They were heading that way, but with him being a young hiker, and we being baby-boomer middle aged women, they went way ahead of us. Still, we knew we were on the right track. The error in our ways actually gave us a very good view of Stonewall Peak. And another hill to hike up. It’s all good. (Did I mention I hate inclines?)
We made our way to a fork in the road then noticed the sign with very small print stating “Airplane Monument.” Again, we’re middle-aged women – we often miss small print. The other thing we missed was the arrow the UCSD student made for us: he went out of his way to construct sticks into an arrow shape just for us. How sweet of him. How blind of us to miss that.

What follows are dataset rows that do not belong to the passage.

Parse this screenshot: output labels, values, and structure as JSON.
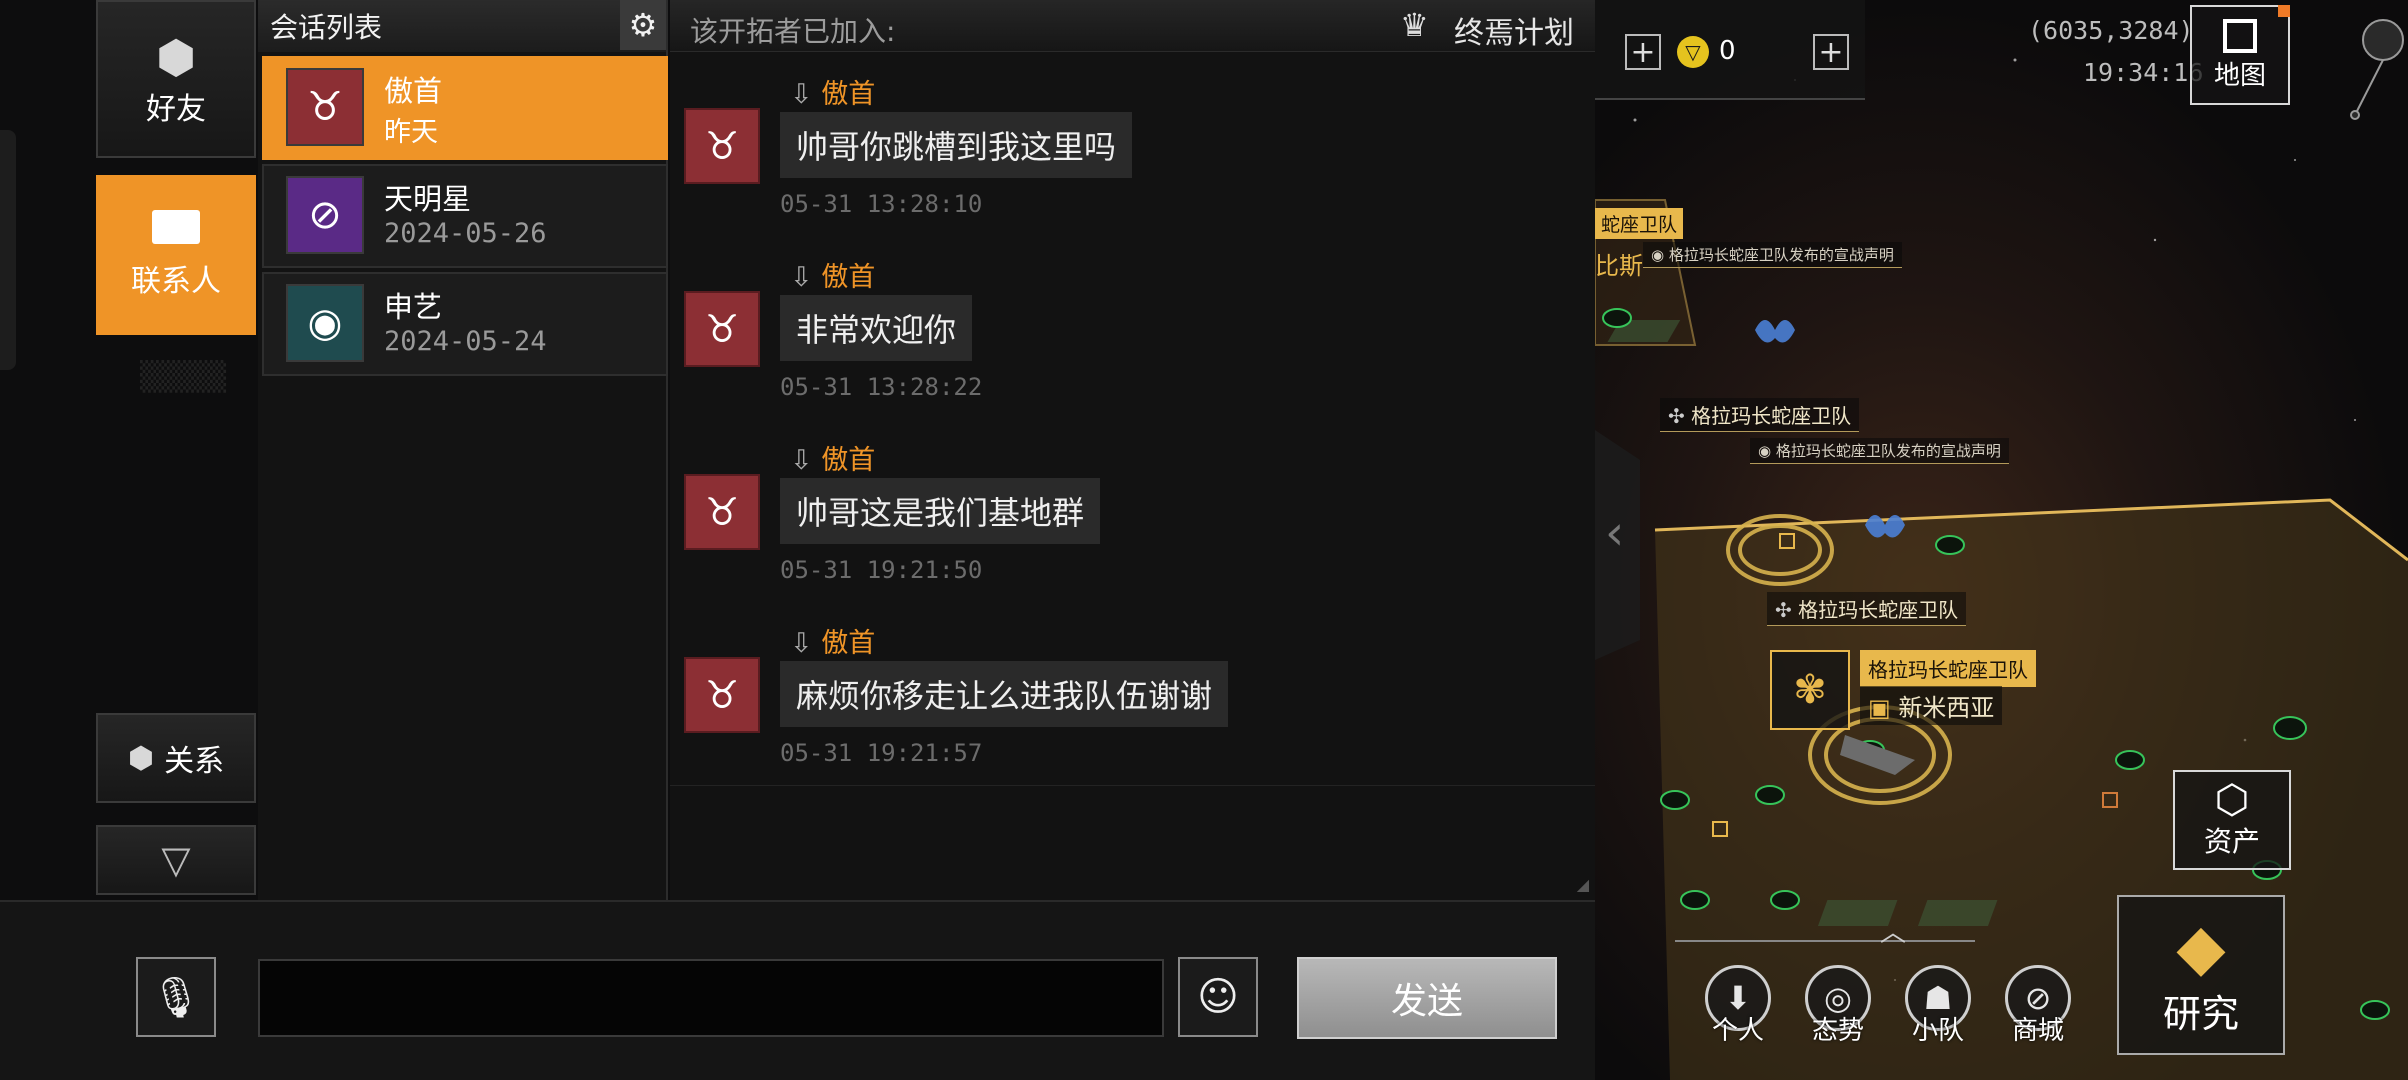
{
  "nav": {
    "friends_label": "好友",
    "contacts_label": "联系人",
    "relations_label": "关系"
  },
  "conversations": {
    "header_title": "会话列表",
    "items": [
      {
        "name": "傲首",
        "date": "昨天",
        "active": true
      },
      {
        "name": "天明星",
        "date": "2024-05-26",
        "active": false
      },
      {
        "name": "申艺",
        "date": "2024-05-24",
        "active": false
      }
    ]
  },
  "chat": {
    "header_text": "该开拓者已加入:",
    "alliance_name": "终焉计划",
    "messages": [
      {
        "sender": "傲首",
        "text": "帅哥你跳槽到我这里吗",
        "time": "05-31 13:28:10"
      },
      {
        "sender": "傲首",
        "text": "非常欢迎你",
        "time": "05-31 13:28:22"
      },
      {
        "sender": "傲首",
        "text": "帅哥这是我们基地群",
        "time": "05-31 19:21:50"
      },
      {
        "sender": "傲首",
        "text": "麻烦你移走让么进我队伍谢谢",
        "time": "05-31 19:21:57"
      }
    ]
  },
  "input": {
    "value": "",
    "send_label": "发送"
  },
  "map": {
    "resource_count": "0",
    "coordinates": "(6035,3284)",
    "clock": "19:34:16",
    "map_button_label": "地图",
    "assets_label": "资产",
    "research_label": "研究",
    "bottom_menu": [
      "个人",
      "态势",
      "小队",
      "商城"
    ],
    "labels": {
      "team_partial": "蛇座卫队",
      "city_partial": "比斯",
      "war_declaration_1": "格拉玛长蛇座卫队发布的宣战声明",
      "team_1": "格拉玛长蛇座卫队",
      "war_declaration_2": "格拉玛长蛇座卫队发布的宣战声明",
      "team_2": "格拉玛长蛇座卫队",
      "team_highlight": "格拉玛长蛇座卫队",
      "base_name": "新米西亚"
    }
  },
  "colors": {
    "accent_orange": "#ef9427",
    "avatar_red": "#8c2f34",
    "map_gold": "#e8b84c",
    "emblem_blue": "#4a7fd6"
  }
}
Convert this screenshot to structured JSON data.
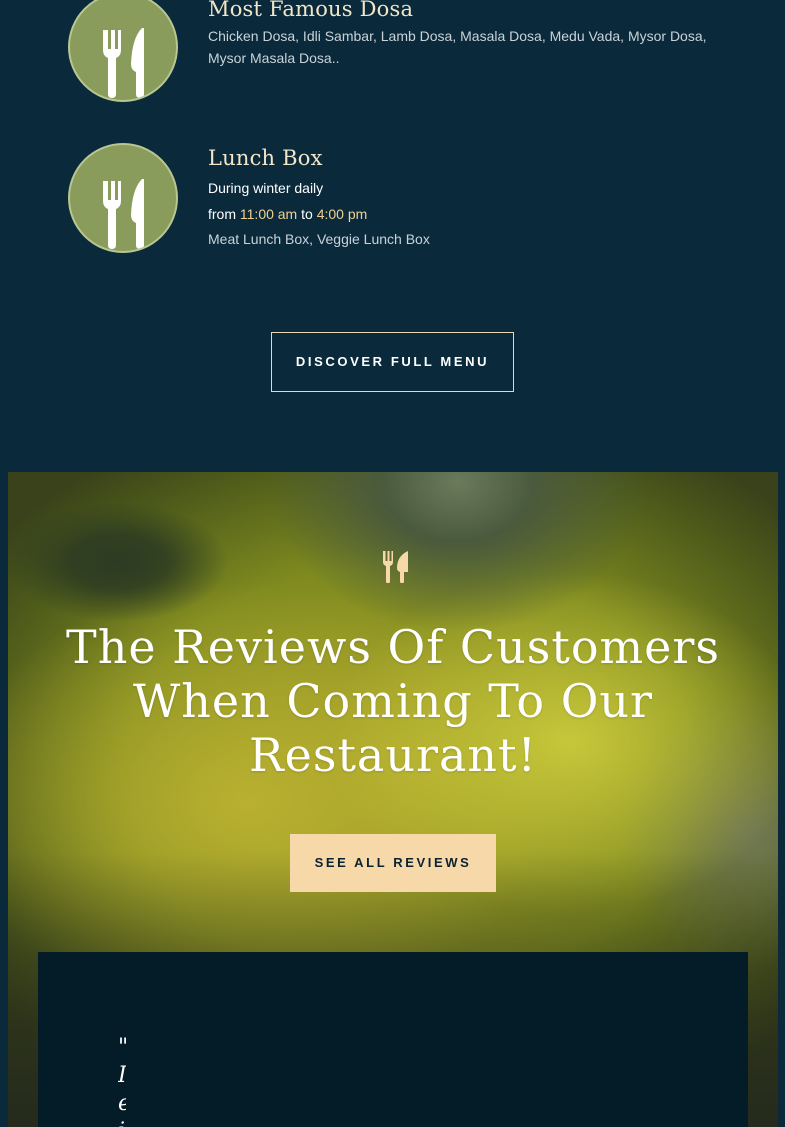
{
  "menu": {
    "items": [
      {
        "title": "Most Famous Dosa",
        "description": "Chicken Dosa, Idli Sambar, Lamb Dosa, Masala Dosa, Medu Vada, Mysor Dosa, Mysor Masala Dosa.."
      },
      {
        "title": "Lunch Box",
        "schedule": "During winter daily",
        "from_label": "from",
        "start_time": "11:00 am",
        "to_label": "to",
        "end_time": "4:00 pm",
        "description": "Meat Lunch Box, Veggie Lunch Box"
      }
    ],
    "icon": "fork-knife-icon",
    "discover_button": "DISCOVER FULL MENU"
  },
  "reviews": {
    "icon": "fork-knife-icon",
    "title": "The Reviews Of Customers When Coming To Our Restaurant!",
    "button": "SEE ALL REVIEWS",
    "card_glyph": "\" I e i"
  },
  "colors": {
    "page_background": "#0a2a3c",
    "plate": "#8a9c5c",
    "title": "#f3e6c8",
    "accent": "#f2d08d",
    "reviews_button": "#f6d8a9",
    "card": "#041c28"
  }
}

It was only 1.1 miles from the point, and it was a pleasant hike. After what seemed like two miles (or more, at least to me), we finally were getting close to this historic site. Within just a few yards, we ran into the UCSD student and his mom and sister coming down. “How much farther,” one of my companions asked? “You’re there,” he said. “Did you see our arrow we left for you?” No, but what a sweetie pie he is. And he wasn’t even an Aztec.
We made it! Breathe. Drink water.
Here is the history of the place:
“The monument is a Liberty 12-cylinder aircraft engine mounted on stones. The engine is from a DH-4B biplane that crashed on December 7, 1922. An Army pilot, First Lt. Charles Webber, volunteered to fly Col. Francis Marshall to Arizona from San Diego to conduct official military business in Fort Huachuca. Due to inclement weather, Webber turned back to San Diego. Shortly after reversing his course, the plane experienced engine trouble, and without a radio to communicate their engine failure, Webber and Marshall crashed into the ridge below Japacha Peak. Neither Webber nor Marshall survived. Search-and-rescue teams failed to recover the men and their plane after months of searching. Five months later, a local rancher by the name of George McCain found the burned remains along with the airplane wreckage. The engine block of the DH-4B biplane was mounted as a memorial for the World War I veterans.” (http://www.sandiegoreader.com/news/2013/oct/23/roam-airplane-monument/)
The Airplane Monument affords some great views of the East Mesa and north in the Cuyamaca Rancho State Park. Having hiked in these areas for many decades, the sad thing for me is seeing the devastation that the park endured from the 2003 Cedar Fire. There are what I would call carcasses of very old oaks and pines; things that will never return in my lifetime, nor the generation after me. Yet, I did find a strange beauty in what survived and the remains of those that did not.
New life springs up. It is the oldest lesson of life, isn’t it?
Notes for hiking:
· Bring water. Lots of water. Even a small hike requires at least 2 liters per person.
· Other things that can come in handy: Kleenex or toilet paper; wipes; a bag for trash (to take out – a must); cell phone (service can be spotty but might be available). A camera (or iPhone). Photos are priceless.
· Easily accessible pepper spray (not like the situations in Law and Order, but the Cuyamacas are mountain lion territory, in addition to coyotes). Have pepper spray ready for an emergency.
· Speaking of dangers: do NOT hike alone. On our way back, we ran into a young woman heading into the wilderness alone. Remember Iris Kenna, a seasoned hiker (http://articles.latimes.com/1994-12-12/news/mn-8173_1_san-diego-woman)
· Dress appropriately: good, sturdy shoes; a hat; sunscreen; long pants to ward off ticks; but appropriate for the weather.
· Let people know where you are going and when.
· Savor the beauty and the moments.